It really is the perfect Jane Jacobsian amusement park, meeting three of her four criteria to create and sustain vibrancy and diversity: mixed primary uses, short blocks, old buildings (i.e. cheap space), and high density (to which I would add, complementary infill development). The boardwalk is continuous, but has short perpendicular blocks to break up the monotony. It has plenty of old buildings and high density. This being an amusement park, obviously, it doesn't have a lot of mixed primary uses, but in terms of entertainment, it doesn't get much more diverse than this: rides, food, beach, games, and most importantly, open space for self expression (from break dancers to Evangelists, see photo essay linked at right). The plans to be unveiled today might be complementary infill development, and if that is the case, great. But if it ushers in Disnification or -- worse! -- a mall, that could really damage the character of this national treature that is only a subway ride away.
And speaking of the subway, MTA opened its new station there at the beginning of the summer. For a great article by Alex Marshall for Metropolis magazine about this gorgeous subway station with its solar-powered canopy, click here (the article also has cool historical info, i.e. Fred Trump, Donald's father, tore down the Beaux-Arts "Pavilion of Fun" for condos that were never built!). So I say, get the people out there, welcome them with a beautiful subway station, and then let them do their thing. Let Coney Island evolve organically, as Ms. Jacobs would say.
(Although the above rendering isn't necessarily what's going to be unveiled today, it is the winning design in the Van Alen Institute/New York City Economic Development Corporation competition, on view with other entries through Oct. 31. For more info, click here.)
Tuesday, September 13, 2005
Annabelle Selldorf is handling the interiors -- 1,400-3,400 square feet -- who characterizes the style as "free of the sort of gratuitious gestures that masquerade as important design today." Cast those stones! (Click to enlarge lovely interior rendering by Carlos Grande at Hypertecture.)
Monday, September 12, 2005
A couple of months ago, the Jen Bekman gallery on Spring Street (off Bowery) had an exhibit entitled Bicycles Locked to Poles, featuring photos taken on the streets of New York City by John Glassie (who has a book by the same name, published by McSweeney’s). Artist David Shapiro has taken this concept a step further. From today's Times (above photo by Ruby Washington):

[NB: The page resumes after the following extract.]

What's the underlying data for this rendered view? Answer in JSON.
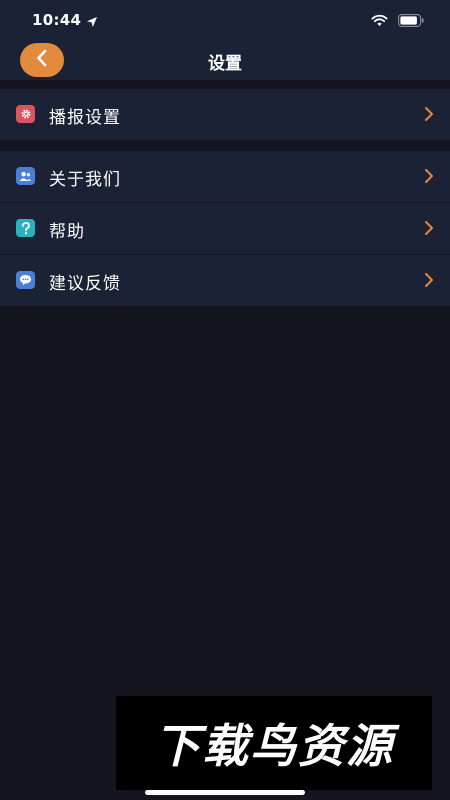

Where do all the old bicycles go: those twisted, rusted, fragmented remnants of freewheeling happiness that are chained to poles and left for dead on
A group of them, at least, have been given second acts as objets d'art by a New York-based artist who found about 100 bikes on city sidewalks this summer and took them to his own

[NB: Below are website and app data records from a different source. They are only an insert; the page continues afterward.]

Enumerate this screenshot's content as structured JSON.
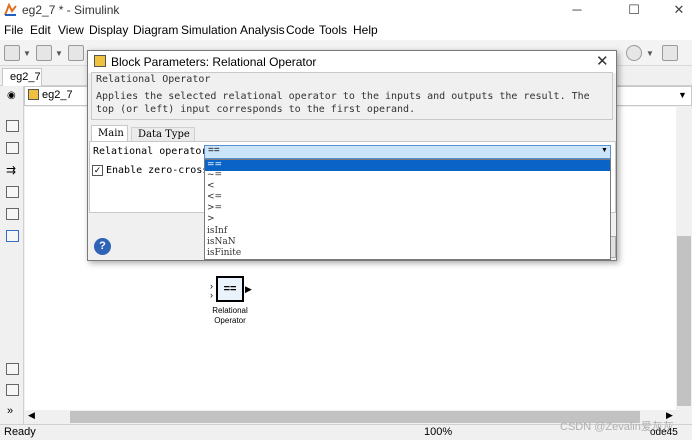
{
  "window": {
    "title": "eg2_7 * - Simulink",
    "controls": {
      "minimize": "─",
      "maximize": "☐",
      "close": "✕"
    }
  },
  "menu": [
    "File",
    "Edit",
    "View",
    "Display",
    "Diagram",
    "Simulation",
    "Analysis",
    "Code",
    "Tools",
    "Help"
  ],
  "model_tab": "eg2_7",
  "address": "eg2_7",
  "canvas_block": {
    "glyph": "==",
    "label_line1": "Relational",
    "label_line2": "Operator"
  },
  "status": {
    "ready": "Ready",
    "zoom": "100%",
    "solver": "ode45"
  },
  "watermark": "CSDN @Zevalin爱灰灰",
  "dialog": {
    "title": "Block Parameters: Relational Operator",
    "block_name": "Relational Operator",
    "description": "Applies the selected relational operator to the inputs and outputs the result. The top (or left) input corresponds to the first operand.",
    "tabs": [
      "Main",
      "Data Type"
    ],
    "relational_label": "Relational operator:",
    "relational_value": "==",
    "zero_crossing_label": "Enable zero-crossing detection",
    "zero_crossing_checked": true,
    "help_glyph": "?",
    "close_glyph": "✕"
  },
  "dropdown_options": [
    "==",
    "~=",
    "<",
    "<=",
    ">=",
    ">",
    "isInf",
    "isNaN",
    "isFinite"
  ],
  "dropdown_selected": 0
}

To this burgeoning artistic trend, I add my own photo taken on St. Mark’s Place last winter (the mural at Tasty Falafel has since been painted over):

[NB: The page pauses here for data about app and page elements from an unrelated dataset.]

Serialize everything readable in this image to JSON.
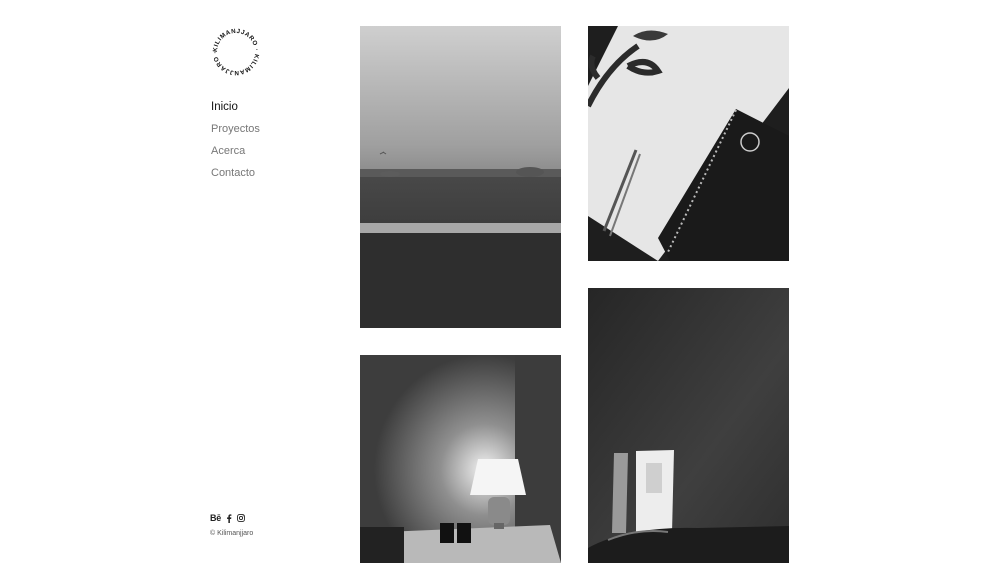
{
  "brand": {
    "logo_text": "KILIMANJJARO · KILIMANJJARO ·"
  },
  "nav": {
    "items": [
      {
        "label": "Inicio",
        "active": true
      },
      {
        "label": "Proyectos"
      },
      {
        "label": "Acerca"
      },
      {
        "label": "Contacto"
      }
    ]
  },
  "social": {
    "behance": "Bē",
    "icons": [
      "facebook-icon",
      "instagram-icon"
    ]
  },
  "footer": {
    "copyright": "© Kilimanjjaro"
  },
  "gallery": {
    "photos": [
      {
        "subject": "landscape-field"
      },
      {
        "subject": "notebook-desk"
      },
      {
        "subject": "lamp-room"
      },
      {
        "subject": "wall-light"
      }
    ]
  }
}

Saturday, September 10, 2005
Friday, September 09, 2005
“Residential real-estate prices in
“Amtrak Is Said to Be Planning a Big Fare Rise” NY Times
“Jonathan Salazar turns 4 on Sunday. Naturally, his family will have a party for him. But it will probably be a demure gathering, because it is Sept. 11.” NY Times
“Set to release on September 16th, ‘Lord of War,’ features [Chelsea Hotel resident] Ethan Hawke.” Living with Legends